= ASSIGNMENT =
Scan the records below. List lines holding "icon".

Website and app data records

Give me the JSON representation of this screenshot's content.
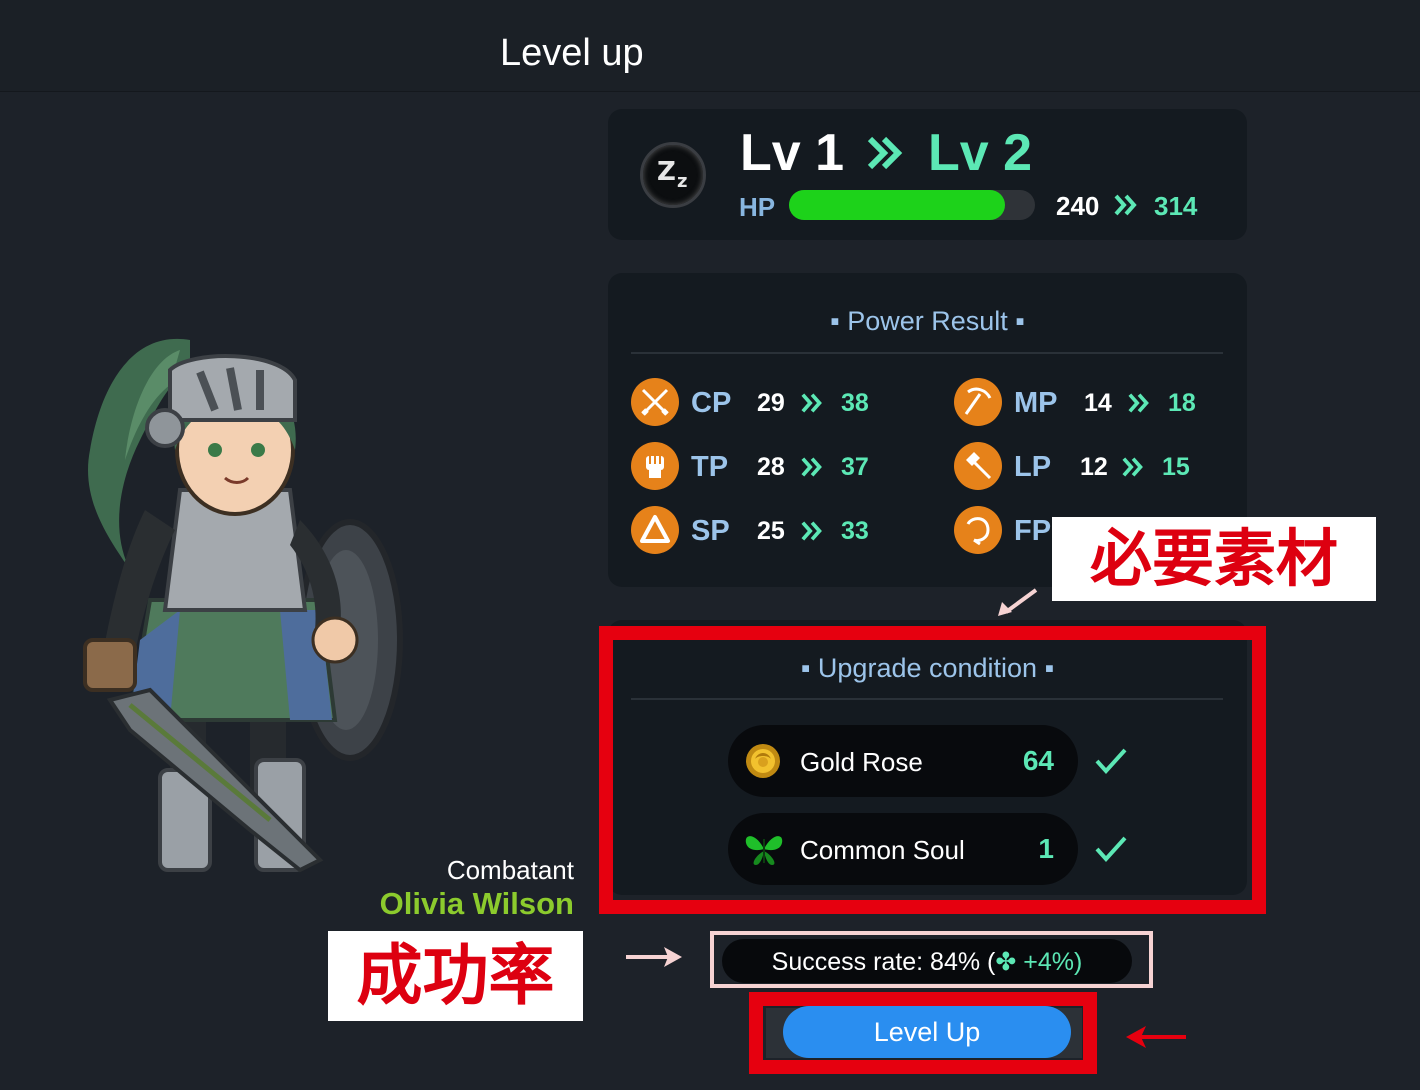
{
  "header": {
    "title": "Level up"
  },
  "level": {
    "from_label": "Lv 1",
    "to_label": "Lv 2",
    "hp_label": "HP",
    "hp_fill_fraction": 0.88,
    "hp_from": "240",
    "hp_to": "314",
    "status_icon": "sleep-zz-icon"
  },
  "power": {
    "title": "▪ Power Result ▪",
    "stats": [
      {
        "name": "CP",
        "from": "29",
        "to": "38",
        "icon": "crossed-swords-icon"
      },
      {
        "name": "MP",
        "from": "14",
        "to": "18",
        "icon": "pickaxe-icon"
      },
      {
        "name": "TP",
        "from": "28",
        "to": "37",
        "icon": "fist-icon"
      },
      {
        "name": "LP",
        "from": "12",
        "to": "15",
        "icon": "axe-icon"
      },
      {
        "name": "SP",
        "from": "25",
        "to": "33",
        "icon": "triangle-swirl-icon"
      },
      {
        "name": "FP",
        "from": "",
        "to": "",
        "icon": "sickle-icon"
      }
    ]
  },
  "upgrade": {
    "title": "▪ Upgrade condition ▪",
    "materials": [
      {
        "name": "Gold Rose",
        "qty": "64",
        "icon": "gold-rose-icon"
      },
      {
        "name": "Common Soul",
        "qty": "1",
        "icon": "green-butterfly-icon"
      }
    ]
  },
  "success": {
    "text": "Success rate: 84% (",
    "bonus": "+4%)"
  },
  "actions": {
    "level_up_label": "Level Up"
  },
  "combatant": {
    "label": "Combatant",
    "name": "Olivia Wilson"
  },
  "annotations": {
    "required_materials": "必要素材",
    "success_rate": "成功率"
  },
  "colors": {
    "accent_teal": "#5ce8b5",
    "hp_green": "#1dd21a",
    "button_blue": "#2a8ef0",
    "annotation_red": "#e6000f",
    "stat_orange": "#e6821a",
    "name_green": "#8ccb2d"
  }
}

= EXERCISE SOLUTION =
    "status_icon": "sleep-zz-icon"
        "icon": "crossed-swords-icon"
        "icon": "pickaxe-icon"
        "icon": "fist-icon"
        "icon": "axe-icon"
        "icon": "triangle-swirl-icon"
        "icon": "sickle-icon"
        "icon": "gold-rose-icon"
        "icon": "green-butterfly-icon"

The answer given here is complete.